Japan’s organized crime syndicates, known as the yakuza, are fearsome organizations. With over 100,000 members between them, they hold considerable power and influence, going so far as having their own pension plans and magazines for “employees.” They even helped out with earthquake relief efforts—albeit for a profit.

But they are not unassailable. Japanese law does not make the existence of yakuza illegal, although many of their activities are, and a 2008 legal addition makes gang leaders liable for damages inflicted by members. The new law has inspired some plucky victims to fight back—and cash in. One such person, an un-named Japanese restaurateur from Nagoya, is using the law to sue crime-boss Kenichi Shinoda for a 17 million yen ($170,000) refund of protection money, a classic mafia-style arrangement whereby the yakuza agrees to prevent criminal damage to her restaurant for a fee, accompanied by an implicit threat if she stops paying.

The plaintiff allegedly paid an affiliate of Kenichi’s Yamaguchi-gumi syndicate—the largest in Japan—around 10.85 million yen over 12 years, but, predictably, was threatened with arson by the gang when she stopped paying. Jake Adelstein, an investigative journalist and expert on yakuza, tweeted an ominous warning in reference to the case and the affiliated gang: “that’s a gutsy move,” he said, “in light of the fact that Kodo-kai members really did burn down a bar killing people in 2010.” The parents of one of the three people killed in that fire have also tried to sue Kenichi.

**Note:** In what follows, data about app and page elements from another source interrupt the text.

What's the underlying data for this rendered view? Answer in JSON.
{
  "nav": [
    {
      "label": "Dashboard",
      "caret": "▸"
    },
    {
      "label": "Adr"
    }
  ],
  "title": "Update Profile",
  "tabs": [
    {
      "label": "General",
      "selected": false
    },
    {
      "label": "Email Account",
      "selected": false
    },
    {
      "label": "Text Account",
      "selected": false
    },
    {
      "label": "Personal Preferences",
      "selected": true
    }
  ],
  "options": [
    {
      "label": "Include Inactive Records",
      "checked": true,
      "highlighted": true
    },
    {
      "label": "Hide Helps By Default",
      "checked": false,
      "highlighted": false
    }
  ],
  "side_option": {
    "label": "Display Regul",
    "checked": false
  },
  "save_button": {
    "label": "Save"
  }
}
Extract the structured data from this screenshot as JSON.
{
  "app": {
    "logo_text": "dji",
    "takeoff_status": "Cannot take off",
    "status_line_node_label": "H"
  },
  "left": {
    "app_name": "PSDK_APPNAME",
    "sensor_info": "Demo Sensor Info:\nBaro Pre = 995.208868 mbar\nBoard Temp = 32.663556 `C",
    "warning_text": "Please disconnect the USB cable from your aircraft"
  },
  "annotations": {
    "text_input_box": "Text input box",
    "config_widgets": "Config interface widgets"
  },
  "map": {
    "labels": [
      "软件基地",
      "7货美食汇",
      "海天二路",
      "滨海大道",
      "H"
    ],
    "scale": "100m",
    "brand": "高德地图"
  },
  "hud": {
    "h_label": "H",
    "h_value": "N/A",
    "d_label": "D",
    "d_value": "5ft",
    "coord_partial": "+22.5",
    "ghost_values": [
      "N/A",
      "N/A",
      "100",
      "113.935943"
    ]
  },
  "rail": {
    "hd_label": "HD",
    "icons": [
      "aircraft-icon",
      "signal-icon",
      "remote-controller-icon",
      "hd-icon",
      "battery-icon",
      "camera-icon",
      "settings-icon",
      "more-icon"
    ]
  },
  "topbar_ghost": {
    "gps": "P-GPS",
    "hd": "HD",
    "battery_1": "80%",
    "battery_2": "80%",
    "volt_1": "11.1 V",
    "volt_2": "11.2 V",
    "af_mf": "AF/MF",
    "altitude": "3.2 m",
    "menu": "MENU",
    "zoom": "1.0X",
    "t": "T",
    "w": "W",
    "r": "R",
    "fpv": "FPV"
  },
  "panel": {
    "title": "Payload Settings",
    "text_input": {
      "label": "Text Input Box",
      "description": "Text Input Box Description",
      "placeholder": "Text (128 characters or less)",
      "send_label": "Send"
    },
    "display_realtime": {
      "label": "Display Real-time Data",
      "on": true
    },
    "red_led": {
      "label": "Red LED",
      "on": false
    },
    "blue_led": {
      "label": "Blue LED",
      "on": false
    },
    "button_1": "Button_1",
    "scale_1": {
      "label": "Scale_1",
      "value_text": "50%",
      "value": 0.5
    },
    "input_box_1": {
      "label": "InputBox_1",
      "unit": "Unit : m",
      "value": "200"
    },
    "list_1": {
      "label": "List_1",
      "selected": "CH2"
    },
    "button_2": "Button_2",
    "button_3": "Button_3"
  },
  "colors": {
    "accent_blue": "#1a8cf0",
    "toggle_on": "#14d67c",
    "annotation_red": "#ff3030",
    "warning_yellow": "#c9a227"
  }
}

Judging by previous cases, they might have a chance of winning.